Shawn Layden, former PlayStation executive at Sony, recently re-initiated the good old debate of video games being “too long”, using The Last of Us Part II as an example. While he was primarily concerned with the sustainability of modern AAA development, all kinds of discussions about “entertainment value per dollar”, the pros and cons of short “interactive experiences”, grinding and various other related topics started happening on social media (for example below Jason Schreier’s deliberately provocative tweet).
But one question isn’t really being tackled: What is it specifically about AAA games that makes many players — not just executives, developers or critics — consider them “too long”? Of course open worlds are getting bigger, feature lists are getting longer, there’s more content in general — and all these factors create their own problems for the reality of day-to-day production as well as in terms of game design.
However, a long playing time is not really the problem in itself. Players with thousands of hours in League of Legends or chess are not uncommon. And after each match, they decide whether they’ve had enough, i.e. whether they’re still encountering interesting and unsolved situations for themselves or whether they’ve seen it all. So games based on players repeating the same gameplay loops over and over do not have this “too long” problem it seems.
Now, the problem with many AAA titles is that they use that same model of gameplay loops, but also embed it in a — sometimes more, sometimes less — pre-determined and linear story structure. As a result, players often find that they have already learned all there is to learn when it comes to gameplay, but it still continues for a pre-defined number of hours, because it still has to tell its story. The game is “too long” for its own structure.
The fact that many of these games are very similar in terms of gameplay, so that players can transfer their skills from one to another pretty easily, further aggravates the problem (alongside the almost necessarily rather low level of challenge of mass-market entertainment products).
However, adjusting a game’s duration to the player’s learning curve is not really a solvable problem since it strongly depends on the individual. Fast or slow learner? Genre veteran or newcomer? Construction worker or computer scientist? All these aspects result in completely different curves for any given game and would in theory require changes to the design. Difficulty levels help to a degree, but can’t really tend to every individual and thus will ultimately always remain far-from-ideal solutions to a “cursed problem”.
By the way: Of course there is also the opposite issue. If a player doesn’t get accustomed to the gameplay quickly enough, the narrative’s pacing suffers.
Titles like What Remains of Edith Finch on the other hand do much better. Instead of clinging to the idea of gameplay loops, they closely link their interactive elements to the story that’s being told — an actual synthesis. Each scene comes with its own rules, actions and gameplay-driven statements that can be adjusted to serve the respective narrative content.
In this case, the gameplay does not get its meaning from the player’s learning process, but rather by purposefully supporting the story. The game is exactly as long as it has to be. If it’s not, then it can be criticized based on its own standards. However, this is by no means an impossible-to-solve problem like the one described above.

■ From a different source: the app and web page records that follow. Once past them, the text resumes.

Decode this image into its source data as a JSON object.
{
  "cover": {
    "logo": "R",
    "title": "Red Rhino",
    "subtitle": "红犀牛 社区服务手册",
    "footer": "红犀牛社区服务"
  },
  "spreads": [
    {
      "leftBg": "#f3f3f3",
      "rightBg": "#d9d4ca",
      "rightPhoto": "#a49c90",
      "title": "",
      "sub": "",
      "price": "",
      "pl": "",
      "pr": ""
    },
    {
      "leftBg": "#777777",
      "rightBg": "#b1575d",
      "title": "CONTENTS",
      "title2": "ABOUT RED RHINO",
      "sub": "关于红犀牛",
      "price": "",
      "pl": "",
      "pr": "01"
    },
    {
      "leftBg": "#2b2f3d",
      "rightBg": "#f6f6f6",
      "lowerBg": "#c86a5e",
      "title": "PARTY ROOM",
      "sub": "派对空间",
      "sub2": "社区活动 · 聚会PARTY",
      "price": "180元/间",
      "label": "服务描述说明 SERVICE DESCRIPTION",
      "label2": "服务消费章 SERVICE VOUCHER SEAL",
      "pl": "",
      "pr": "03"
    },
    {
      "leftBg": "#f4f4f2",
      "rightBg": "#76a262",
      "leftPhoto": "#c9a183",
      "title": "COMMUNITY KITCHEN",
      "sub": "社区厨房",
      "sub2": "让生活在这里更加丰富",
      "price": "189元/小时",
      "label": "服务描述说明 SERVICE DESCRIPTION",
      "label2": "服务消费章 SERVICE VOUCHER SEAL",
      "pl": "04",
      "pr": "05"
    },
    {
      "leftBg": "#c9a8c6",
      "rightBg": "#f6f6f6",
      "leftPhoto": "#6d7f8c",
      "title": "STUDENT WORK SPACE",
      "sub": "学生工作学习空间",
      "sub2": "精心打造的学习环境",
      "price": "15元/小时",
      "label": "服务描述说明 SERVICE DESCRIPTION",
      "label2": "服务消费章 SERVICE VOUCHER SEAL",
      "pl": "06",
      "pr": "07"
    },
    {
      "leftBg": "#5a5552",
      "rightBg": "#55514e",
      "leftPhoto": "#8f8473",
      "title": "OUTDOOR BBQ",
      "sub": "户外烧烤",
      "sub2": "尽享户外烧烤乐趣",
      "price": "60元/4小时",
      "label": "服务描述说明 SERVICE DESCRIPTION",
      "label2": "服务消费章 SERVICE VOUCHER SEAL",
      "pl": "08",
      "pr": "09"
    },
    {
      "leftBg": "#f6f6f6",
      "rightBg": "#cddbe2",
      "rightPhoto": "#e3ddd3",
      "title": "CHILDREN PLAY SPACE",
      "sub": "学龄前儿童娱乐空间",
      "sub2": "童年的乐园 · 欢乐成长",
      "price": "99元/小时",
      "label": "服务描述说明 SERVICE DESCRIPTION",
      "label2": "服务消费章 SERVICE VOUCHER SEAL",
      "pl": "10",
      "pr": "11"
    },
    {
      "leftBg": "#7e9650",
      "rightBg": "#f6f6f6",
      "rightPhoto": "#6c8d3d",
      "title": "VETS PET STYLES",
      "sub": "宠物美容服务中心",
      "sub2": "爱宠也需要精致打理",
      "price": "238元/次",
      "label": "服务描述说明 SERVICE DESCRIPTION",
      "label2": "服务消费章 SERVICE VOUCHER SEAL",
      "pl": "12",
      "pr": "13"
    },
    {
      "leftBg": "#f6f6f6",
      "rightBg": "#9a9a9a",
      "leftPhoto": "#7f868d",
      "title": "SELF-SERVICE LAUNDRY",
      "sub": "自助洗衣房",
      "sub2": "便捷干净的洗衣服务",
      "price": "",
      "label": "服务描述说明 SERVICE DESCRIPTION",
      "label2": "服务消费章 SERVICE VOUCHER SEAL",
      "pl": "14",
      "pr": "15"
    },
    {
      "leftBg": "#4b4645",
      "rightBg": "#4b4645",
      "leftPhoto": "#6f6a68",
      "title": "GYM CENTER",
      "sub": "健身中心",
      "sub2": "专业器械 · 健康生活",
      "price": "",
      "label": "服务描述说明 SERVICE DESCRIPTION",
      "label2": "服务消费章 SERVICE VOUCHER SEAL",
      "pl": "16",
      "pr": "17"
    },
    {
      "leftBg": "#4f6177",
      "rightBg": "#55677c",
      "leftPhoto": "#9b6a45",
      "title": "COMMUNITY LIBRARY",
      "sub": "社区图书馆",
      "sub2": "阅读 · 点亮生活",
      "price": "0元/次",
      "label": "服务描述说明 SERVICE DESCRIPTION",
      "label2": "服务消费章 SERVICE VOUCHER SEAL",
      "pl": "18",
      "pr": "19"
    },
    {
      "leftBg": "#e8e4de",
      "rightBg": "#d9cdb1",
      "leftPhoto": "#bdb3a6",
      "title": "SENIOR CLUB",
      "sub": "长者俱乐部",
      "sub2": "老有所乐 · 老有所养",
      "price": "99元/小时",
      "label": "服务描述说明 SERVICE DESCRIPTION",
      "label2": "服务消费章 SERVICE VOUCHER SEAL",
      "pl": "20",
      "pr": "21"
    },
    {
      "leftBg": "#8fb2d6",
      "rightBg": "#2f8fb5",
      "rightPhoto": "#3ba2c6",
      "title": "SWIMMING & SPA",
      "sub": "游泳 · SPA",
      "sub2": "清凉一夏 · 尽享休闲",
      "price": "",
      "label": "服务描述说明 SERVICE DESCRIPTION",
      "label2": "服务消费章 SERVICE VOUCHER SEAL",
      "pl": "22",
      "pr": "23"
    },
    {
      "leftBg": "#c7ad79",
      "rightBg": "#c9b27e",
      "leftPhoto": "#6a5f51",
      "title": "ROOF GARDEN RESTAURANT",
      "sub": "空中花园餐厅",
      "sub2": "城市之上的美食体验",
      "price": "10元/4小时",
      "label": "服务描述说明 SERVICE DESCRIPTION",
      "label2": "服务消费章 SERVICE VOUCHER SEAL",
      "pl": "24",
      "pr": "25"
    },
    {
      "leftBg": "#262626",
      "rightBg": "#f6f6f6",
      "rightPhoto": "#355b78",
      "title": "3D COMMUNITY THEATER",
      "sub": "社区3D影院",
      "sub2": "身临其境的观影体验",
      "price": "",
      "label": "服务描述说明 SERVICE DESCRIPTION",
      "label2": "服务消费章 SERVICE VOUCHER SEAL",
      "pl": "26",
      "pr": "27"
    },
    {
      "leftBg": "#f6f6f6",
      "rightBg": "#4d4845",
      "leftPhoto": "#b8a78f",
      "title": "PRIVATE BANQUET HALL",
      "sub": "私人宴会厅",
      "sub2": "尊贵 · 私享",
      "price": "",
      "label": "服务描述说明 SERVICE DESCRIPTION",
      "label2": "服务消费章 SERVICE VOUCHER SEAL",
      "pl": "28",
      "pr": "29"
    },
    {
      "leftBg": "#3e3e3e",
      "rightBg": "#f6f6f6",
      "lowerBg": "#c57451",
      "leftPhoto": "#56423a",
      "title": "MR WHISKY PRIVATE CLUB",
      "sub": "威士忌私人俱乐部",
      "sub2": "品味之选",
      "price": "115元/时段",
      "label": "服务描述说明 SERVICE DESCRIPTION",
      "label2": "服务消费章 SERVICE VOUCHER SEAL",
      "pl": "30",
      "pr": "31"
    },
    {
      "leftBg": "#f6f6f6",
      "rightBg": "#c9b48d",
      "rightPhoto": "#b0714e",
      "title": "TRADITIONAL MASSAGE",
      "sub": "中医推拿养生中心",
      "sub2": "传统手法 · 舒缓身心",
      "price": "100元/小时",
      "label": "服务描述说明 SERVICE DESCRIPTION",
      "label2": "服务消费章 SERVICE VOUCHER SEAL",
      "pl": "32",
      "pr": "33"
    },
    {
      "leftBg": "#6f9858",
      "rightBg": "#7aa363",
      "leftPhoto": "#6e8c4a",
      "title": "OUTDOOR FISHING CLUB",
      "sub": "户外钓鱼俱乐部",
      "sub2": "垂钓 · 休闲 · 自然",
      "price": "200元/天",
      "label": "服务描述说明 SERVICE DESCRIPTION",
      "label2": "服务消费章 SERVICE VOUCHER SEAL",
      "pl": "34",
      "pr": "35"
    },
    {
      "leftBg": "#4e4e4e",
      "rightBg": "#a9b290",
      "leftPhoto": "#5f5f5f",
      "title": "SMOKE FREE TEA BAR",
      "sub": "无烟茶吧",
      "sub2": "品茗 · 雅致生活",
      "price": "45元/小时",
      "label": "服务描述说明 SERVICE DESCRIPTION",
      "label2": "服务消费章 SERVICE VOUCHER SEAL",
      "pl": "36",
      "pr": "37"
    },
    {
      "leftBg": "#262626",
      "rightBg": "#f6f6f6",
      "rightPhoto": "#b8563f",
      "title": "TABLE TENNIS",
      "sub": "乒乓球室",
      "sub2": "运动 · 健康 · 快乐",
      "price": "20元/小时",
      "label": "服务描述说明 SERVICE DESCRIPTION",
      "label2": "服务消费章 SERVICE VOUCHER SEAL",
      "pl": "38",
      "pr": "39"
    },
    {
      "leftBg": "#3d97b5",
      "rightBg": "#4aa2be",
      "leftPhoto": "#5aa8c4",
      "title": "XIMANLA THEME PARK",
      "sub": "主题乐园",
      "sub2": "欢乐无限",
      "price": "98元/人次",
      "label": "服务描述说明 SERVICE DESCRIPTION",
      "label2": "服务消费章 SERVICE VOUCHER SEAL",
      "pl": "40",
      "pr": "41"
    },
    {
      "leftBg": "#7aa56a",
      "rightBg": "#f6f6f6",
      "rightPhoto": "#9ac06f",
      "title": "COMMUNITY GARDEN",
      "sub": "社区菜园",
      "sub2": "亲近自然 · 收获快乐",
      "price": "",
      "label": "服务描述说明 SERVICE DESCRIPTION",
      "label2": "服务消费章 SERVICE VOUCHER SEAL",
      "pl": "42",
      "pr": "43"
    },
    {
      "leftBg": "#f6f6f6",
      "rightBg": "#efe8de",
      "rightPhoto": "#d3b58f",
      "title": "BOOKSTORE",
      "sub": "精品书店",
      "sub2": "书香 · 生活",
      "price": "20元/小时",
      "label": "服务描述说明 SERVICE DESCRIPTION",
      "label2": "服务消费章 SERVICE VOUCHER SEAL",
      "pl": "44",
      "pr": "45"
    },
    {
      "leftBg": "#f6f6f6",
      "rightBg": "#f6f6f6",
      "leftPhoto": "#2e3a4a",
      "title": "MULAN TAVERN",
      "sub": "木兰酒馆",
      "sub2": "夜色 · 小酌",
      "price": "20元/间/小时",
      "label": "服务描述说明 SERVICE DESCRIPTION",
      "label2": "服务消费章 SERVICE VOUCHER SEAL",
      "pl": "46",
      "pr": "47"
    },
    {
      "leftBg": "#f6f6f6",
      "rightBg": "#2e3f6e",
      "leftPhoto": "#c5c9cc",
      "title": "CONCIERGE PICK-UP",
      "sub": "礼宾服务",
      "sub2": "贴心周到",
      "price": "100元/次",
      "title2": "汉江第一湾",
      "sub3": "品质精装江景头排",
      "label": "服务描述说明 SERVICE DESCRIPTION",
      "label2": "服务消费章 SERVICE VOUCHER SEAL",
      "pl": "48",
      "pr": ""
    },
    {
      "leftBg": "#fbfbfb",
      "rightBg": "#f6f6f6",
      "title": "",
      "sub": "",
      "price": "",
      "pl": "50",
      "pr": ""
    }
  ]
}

Conclusion: A game lasting the “wrong” amount of time is usually not a problem of any specific game or of how AAA development works these days. It is rather a symptom of a fundamentally problematic approach to the medium that lacks focus and coherence.